Out of the ground and into the kiln: Chesser Pottery
Monday, October 29, 2012 9:33 AM
ADA - Remember childhood days playing in mud? You can almost feel the cool, slimy mud squishing through your fingers and the pride when you created delectable mud pies. Bruce Chesser found to his surprise that one could make a living creating in mud!Growing up in Lorain, Ohio, Chesser always enjoyed sketching. He took an interest in art during school, but never thought of it as a career choice. It wasn't until he attended college at Ohio University, originally as a Physical Education Major, that he was even introduced to ceramics. Combining his desire to teach and his love of pottery, Chesser went on to earn his Master's Degree and in Ceramic Arts before leaving Ohio University.
Chesser began his 32 year career at Ohio Northern University in the Art Department in 1970. It was there he met his wife Judy Greavu, an artist specializing in bronze casting. Together they have a studio-farm, with Greavu's bronze sculptures adorning the pond on their acreage and Chesser throwing pots in the backyard barn.

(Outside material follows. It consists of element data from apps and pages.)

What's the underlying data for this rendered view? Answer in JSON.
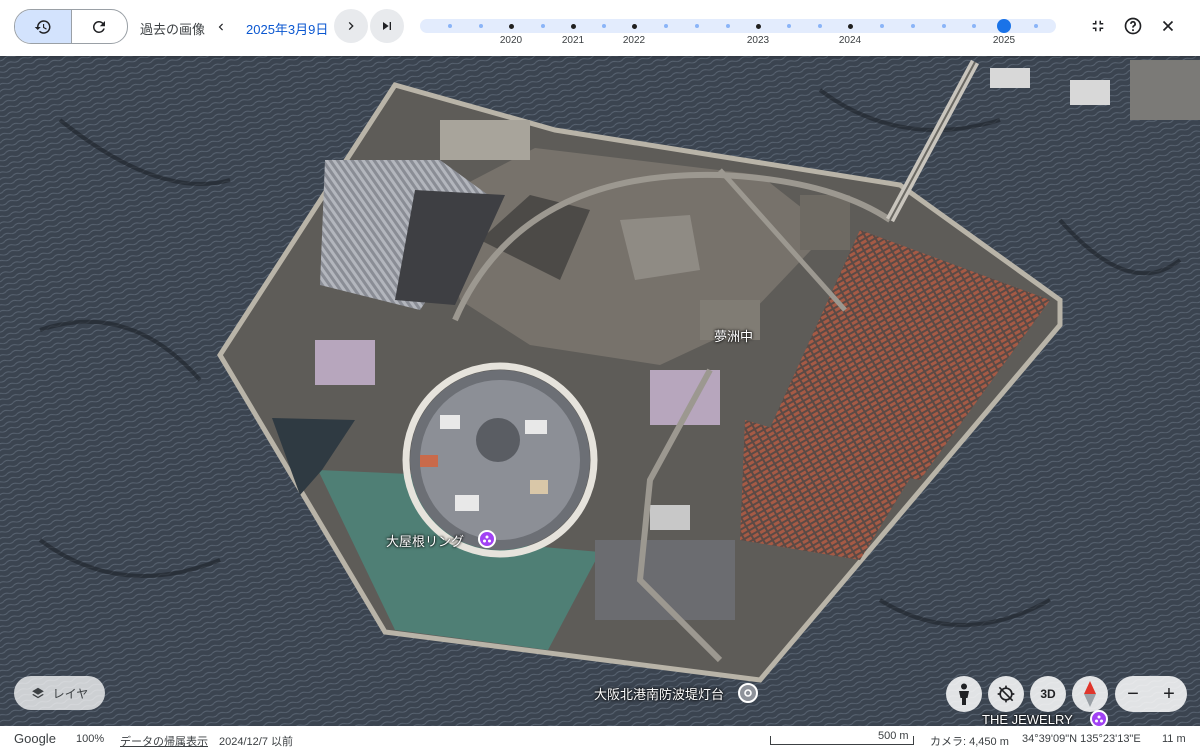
{
  "toolbar": {
    "history_icon": "history-icon",
    "refresh_icon": "refresh-icon",
    "past_images_label": "過去の画像",
    "current_date": "2025年3月9日",
    "timeline_years": [
      "2020",
      "2021",
      "2022",
      "2023",
      "2024",
      "2025"
    ],
    "selected_year": "2025",
    "collapse_icon": "collapse-icon",
    "help_icon": "help-icon",
    "close_icon": "close-icon"
  },
  "map": {
    "labels": {
      "yumeshima": "夢洲中",
      "ring": "大屋根リング",
      "lighthouse": "大阪北港南防波堤灯台",
      "jewelry": "THE JEWELRY"
    },
    "layer_button": "レイヤ",
    "view_3d": "3D",
    "zoom_out": "−",
    "zoom_in": "+"
  },
  "footer": {
    "brand": "Google",
    "zoom_level": "100%",
    "attribution_link": "データの帰属表示",
    "imagery_date": "2024/12/7 以前",
    "scale_label": "500 m",
    "camera": "カメラ: 4,450 m",
    "coordinates": "34°39'09\"N 135°23'13\"E",
    "altitude": "11 m"
  },
  "colors": {
    "accent": "#0b57d0",
    "timeline_thumb": "#1a73e8",
    "poi_pin": "#a142f4"
  }
}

Finished pots, plates and containers handcrafted by Chesser are on display at his home studio, "Chesser Pottery", just a few miles outside of Ada on SR 701, and are also shown at the American Gallery in Sylvania. A member of the Bowling Green Black Swamp Artists, Chesser has also enjoyed sharing his works at area festivals and remembers fondly participating for years in Pioneer Days at the Hardin County Fairgrounds re-enacting centuries-old techniques before the use of electricity.

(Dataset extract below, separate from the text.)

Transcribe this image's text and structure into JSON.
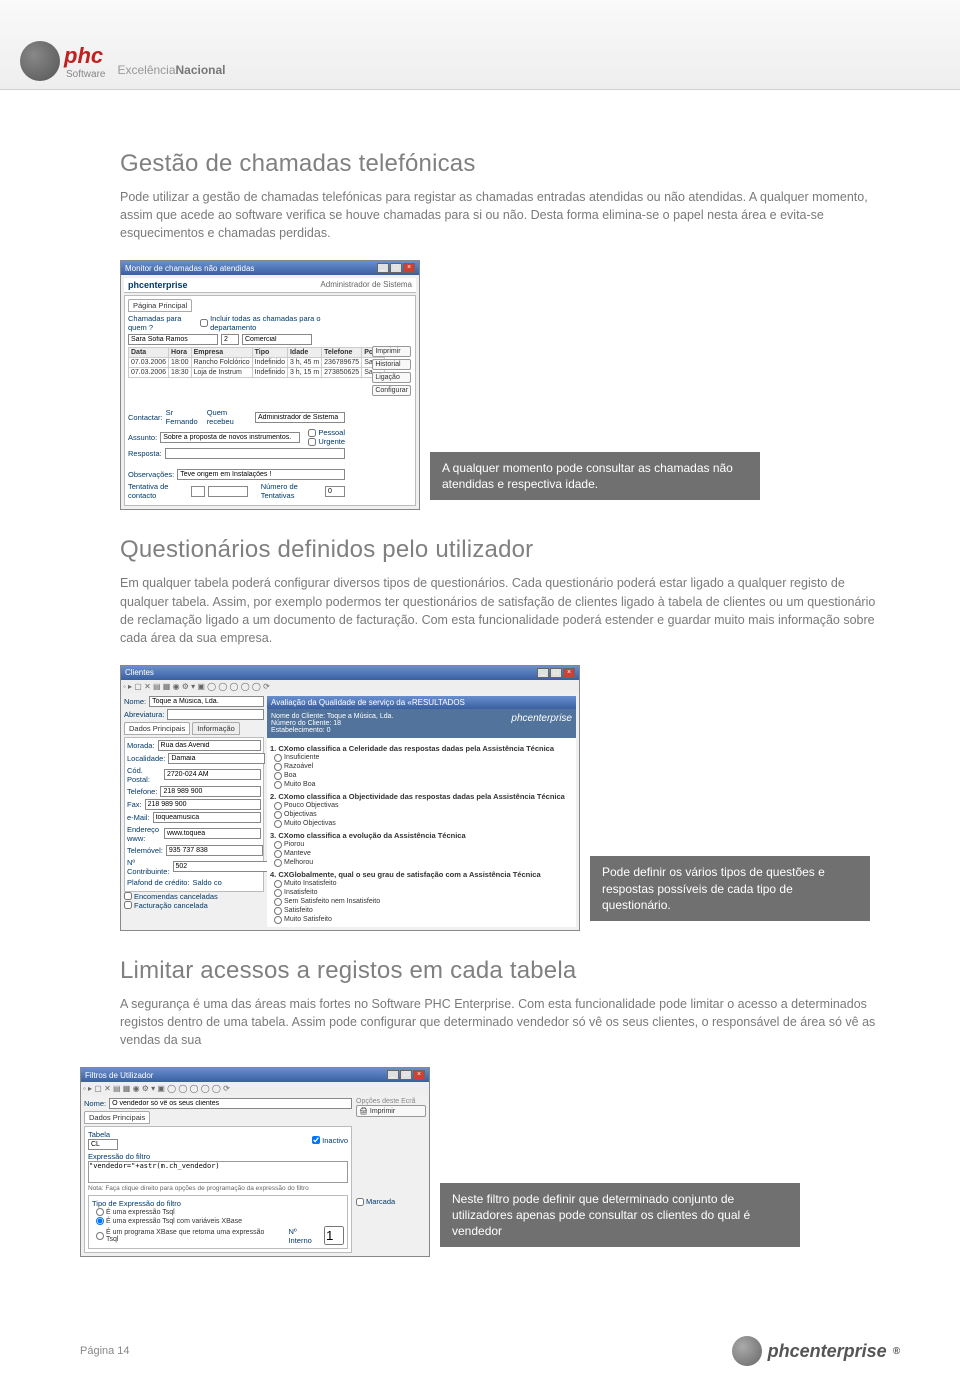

Located in an adjacent building on Chesser's property is the gas powered salt kiln which can hold 30-50 pounds of pottery at a time.
"Pottery is the ultimate in low-tech", Chesser explains.

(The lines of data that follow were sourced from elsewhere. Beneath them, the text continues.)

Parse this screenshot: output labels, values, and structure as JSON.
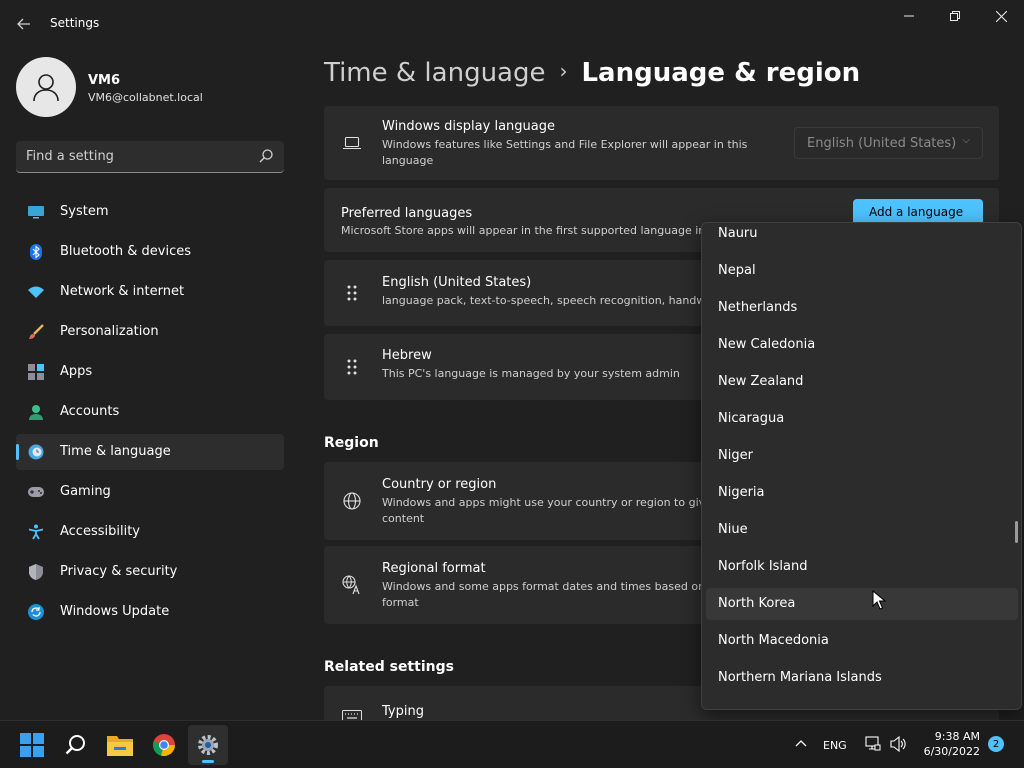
{
  "window": {
    "title": "Settings",
    "controls": {
      "minimize": "—",
      "maximize": "❐",
      "close": "✕"
    }
  },
  "user": {
    "name": "VM6",
    "email": "VM6@collabnet.local"
  },
  "search": {
    "placeholder": "Find a setting",
    "value": ""
  },
  "sidebar": {
    "items": [
      {
        "label": "System",
        "icon": "system-icon",
        "active": false
      },
      {
        "label": "Bluetooth & devices",
        "icon": "bluetooth-icon",
        "active": false
      },
      {
        "label": "Network & internet",
        "icon": "wifi-icon",
        "active": false
      },
      {
        "label": "Personalization",
        "icon": "brush-icon",
        "active": false
      },
      {
        "label": "Apps",
        "icon": "apps-icon",
        "active": false
      },
      {
        "label": "Accounts",
        "icon": "accounts-icon",
        "active": false
      },
      {
        "label": "Time & language",
        "icon": "clock-globe-icon",
        "active": true
      },
      {
        "label": "Gaming",
        "icon": "gamepad-icon",
        "active": false
      },
      {
        "label": "Accessibility",
        "icon": "accessibility-icon",
        "active": false
      },
      {
        "label": "Privacy & security",
        "icon": "shield-icon",
        "active": false
      },
      {
        "label": "Windows Update",
        "icon": "update-icon",
        "active": false
      }
    ]
  },
  "breadcrumb": {
    "parent": "Time & language",
    "separator": "›",
    "current": "Language & region"
  },
  "display_language": {
    "title": "Windows display language",
    "desc_line1": "Windows features like Settings and File Explorer will appear in this",
    "desc_line2": "language",
    "value": "English (United States)"
  },
  "preferred": {
    "title": "Preferred languages",
    "desc": "Microsoft Store apps will appear in the first supported language in",
    "button": "Add a language"
  },
  "languages": [
    {
      "title": "English (United States)",
      "desc": "language pack, text-to-speech, speech recognition, handw"
    },
    {
      "title": "Hebrew",
      "desc": "This PC's language is managed by your system admin"
    }
  ],
  "region": {
    "heading": "Region",
    "country": {
      "title": "Country or region",
      "desc_line1": "Windows and apps might use your country or region to giv",
      "desc_line2": "content"
    },
    "format": {
      "title": "Regional format",
      "desc_line1": "Windows and some apps format dates and times based on",
      "desc_line2": "format"
    }
  },
  "related": {
    "heading": "Related settings",
    "typing": "Typing"
  },
  "dropdown": {
    "items": [
      "Nauru",
      "Nepal",
      "Netherlands",
      "New Caledonia",
      "New Zealand",
      "Nicaragua",
      "Niger",
      "Nigeria",
      "Niue",
      "Norfolk Island",
      "North Korea",
      "North Macedonia",
      "Northern Mariana Islands"
    ],
    "hovered": "North Korea"
  },
  "taskbar": {
    "language": "ENG",
    "time": "9:38 AM",
    "date": "6/30/2022",
    "notifications": "2"
  },
  "colors": {
    "accent": "#4cc2ff",
    "background": "#202020",
    "card": "#2b2b2b"
  }
}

If you are interested in coming out to see the unique, handcrafted artwork at "Chesser Pottery" studio, simply call or send an email to firstname.lastname@example.org.